(Entries from a dataset of interfaces)
####################

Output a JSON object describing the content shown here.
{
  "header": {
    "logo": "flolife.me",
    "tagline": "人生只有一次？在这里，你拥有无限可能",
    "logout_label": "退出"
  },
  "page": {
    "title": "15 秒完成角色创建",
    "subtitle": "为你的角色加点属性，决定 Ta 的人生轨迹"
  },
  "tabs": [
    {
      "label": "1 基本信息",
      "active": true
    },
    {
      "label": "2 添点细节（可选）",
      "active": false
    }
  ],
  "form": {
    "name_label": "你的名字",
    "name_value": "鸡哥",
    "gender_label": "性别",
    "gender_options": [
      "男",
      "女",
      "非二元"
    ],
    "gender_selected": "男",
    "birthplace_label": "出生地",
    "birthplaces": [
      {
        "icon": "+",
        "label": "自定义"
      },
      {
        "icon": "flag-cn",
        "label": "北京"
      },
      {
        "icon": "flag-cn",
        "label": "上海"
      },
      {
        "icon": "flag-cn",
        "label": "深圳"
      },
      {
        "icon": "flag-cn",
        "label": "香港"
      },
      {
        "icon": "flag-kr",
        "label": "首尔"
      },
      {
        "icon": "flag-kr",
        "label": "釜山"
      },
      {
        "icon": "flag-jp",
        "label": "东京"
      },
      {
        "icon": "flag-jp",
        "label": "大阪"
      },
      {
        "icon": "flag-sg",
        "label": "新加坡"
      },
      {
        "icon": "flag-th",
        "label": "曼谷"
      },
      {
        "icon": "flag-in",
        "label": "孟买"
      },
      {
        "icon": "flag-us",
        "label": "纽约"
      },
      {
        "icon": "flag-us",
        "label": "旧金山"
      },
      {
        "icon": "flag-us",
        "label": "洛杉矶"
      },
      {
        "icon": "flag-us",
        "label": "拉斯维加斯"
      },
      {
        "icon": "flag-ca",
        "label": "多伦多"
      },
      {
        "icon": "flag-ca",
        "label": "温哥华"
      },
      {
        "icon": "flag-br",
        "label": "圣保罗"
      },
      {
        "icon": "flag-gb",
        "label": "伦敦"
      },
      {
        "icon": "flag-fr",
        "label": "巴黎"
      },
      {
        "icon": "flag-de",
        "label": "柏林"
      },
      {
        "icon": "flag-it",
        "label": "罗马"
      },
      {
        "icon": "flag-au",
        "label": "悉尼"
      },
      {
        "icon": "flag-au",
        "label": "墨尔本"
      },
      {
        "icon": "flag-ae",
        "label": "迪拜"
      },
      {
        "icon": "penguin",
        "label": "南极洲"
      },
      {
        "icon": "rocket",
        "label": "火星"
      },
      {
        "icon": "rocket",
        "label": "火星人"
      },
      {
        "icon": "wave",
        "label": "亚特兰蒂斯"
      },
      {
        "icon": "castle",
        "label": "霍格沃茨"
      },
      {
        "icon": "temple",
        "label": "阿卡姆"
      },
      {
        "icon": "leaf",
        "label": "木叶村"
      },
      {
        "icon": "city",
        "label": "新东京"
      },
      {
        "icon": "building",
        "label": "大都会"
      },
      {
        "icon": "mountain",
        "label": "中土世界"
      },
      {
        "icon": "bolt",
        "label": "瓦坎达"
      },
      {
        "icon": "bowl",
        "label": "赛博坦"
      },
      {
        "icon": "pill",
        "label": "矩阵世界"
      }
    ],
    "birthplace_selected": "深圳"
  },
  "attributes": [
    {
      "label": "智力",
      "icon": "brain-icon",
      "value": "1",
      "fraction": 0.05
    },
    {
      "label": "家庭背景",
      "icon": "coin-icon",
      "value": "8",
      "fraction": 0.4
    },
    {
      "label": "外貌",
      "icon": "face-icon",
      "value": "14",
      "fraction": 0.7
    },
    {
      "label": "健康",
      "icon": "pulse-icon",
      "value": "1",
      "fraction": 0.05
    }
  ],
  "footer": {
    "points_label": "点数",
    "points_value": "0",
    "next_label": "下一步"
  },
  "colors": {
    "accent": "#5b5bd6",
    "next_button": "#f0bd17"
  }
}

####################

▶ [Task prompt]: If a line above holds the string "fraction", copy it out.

▶ [Task solution]:
      "fraction": 0.05
      "fraction": 0.4
      "fraction": 0.7
      "fraction": 0.05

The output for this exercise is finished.